Lines in the listing that hold the string "accountTypeCard" need to be tallied, and the total given alone.
---- Material for the task
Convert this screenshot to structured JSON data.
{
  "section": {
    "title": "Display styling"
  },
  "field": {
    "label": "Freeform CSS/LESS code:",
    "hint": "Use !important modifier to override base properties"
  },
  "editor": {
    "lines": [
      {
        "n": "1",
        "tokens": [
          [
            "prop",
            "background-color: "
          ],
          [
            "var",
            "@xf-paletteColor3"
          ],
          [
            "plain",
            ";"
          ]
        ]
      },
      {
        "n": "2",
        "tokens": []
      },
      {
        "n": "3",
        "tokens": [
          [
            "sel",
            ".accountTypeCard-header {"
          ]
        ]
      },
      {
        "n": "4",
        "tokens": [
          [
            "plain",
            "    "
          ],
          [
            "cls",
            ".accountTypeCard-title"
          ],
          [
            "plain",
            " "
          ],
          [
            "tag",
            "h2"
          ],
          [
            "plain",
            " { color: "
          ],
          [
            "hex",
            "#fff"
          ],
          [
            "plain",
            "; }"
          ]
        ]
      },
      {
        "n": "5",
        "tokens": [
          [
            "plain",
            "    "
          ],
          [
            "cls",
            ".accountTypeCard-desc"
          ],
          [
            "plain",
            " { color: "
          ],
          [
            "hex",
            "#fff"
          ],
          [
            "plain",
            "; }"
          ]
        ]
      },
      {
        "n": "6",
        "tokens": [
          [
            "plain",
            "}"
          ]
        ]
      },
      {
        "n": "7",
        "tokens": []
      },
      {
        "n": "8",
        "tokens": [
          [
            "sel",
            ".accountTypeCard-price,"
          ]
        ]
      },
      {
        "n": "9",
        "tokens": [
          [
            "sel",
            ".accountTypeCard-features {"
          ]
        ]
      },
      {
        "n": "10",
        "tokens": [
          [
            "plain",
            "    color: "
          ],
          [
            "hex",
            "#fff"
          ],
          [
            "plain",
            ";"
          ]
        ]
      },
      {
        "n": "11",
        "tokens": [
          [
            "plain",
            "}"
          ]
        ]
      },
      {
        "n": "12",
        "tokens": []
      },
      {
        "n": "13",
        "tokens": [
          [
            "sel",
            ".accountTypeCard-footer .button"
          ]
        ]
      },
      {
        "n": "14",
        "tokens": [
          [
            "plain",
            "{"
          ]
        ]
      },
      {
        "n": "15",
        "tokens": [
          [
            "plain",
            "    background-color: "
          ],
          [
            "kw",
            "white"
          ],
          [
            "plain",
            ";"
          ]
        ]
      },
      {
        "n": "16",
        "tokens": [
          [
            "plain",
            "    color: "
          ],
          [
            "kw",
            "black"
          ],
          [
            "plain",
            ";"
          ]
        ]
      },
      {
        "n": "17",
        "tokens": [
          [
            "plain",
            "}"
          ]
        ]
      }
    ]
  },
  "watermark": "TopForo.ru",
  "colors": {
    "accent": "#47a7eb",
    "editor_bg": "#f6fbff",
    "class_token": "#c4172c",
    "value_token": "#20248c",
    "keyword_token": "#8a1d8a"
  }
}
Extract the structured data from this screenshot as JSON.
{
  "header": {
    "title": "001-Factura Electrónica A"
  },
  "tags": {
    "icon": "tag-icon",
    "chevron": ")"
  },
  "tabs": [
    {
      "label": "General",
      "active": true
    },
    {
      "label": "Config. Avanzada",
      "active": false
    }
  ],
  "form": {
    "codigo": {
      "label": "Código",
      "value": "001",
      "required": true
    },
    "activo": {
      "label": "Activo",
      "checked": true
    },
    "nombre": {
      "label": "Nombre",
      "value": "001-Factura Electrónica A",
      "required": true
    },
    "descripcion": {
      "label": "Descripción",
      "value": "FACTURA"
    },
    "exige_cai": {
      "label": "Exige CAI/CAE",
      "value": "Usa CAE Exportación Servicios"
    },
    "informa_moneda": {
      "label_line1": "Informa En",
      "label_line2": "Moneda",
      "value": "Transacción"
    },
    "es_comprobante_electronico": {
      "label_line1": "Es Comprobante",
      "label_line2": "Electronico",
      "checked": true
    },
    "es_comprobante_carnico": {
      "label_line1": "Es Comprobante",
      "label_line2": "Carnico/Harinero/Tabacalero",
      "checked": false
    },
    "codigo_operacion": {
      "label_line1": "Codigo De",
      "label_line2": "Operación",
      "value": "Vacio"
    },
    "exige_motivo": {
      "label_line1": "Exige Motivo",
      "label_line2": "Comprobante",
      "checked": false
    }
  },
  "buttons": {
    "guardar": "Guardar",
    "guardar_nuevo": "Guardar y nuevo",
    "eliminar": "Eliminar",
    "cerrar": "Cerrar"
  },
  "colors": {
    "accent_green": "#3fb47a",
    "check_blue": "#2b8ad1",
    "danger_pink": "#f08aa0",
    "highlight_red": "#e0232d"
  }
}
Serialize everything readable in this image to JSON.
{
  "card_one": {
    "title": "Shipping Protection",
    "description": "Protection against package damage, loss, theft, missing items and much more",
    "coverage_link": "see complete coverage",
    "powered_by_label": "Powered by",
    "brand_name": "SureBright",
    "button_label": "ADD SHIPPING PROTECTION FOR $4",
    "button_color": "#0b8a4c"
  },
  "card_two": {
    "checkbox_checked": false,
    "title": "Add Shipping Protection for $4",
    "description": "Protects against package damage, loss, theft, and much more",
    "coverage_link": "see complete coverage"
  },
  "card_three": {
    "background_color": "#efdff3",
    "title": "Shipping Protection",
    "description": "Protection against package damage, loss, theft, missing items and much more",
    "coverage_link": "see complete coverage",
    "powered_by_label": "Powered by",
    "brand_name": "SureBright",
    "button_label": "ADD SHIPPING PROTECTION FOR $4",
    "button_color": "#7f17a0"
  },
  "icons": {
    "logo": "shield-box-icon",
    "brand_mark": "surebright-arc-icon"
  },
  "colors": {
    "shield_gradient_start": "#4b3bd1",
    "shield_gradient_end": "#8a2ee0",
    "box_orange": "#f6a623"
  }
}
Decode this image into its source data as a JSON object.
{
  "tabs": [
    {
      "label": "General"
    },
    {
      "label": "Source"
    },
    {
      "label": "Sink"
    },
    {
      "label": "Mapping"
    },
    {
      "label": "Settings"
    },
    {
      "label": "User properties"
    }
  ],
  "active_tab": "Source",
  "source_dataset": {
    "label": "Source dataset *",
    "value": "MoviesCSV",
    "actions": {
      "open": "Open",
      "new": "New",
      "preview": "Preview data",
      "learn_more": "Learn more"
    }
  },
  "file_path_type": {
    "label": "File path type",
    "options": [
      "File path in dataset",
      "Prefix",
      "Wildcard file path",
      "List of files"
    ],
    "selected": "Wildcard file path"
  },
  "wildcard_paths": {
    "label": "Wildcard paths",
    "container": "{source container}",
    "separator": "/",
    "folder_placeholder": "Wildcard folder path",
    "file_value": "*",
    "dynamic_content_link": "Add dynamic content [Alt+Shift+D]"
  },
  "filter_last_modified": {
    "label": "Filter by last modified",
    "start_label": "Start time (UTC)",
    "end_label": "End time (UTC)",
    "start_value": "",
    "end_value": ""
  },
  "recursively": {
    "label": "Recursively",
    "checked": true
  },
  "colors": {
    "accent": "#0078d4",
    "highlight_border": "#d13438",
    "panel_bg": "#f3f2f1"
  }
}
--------
▸ **Exercise solution**
6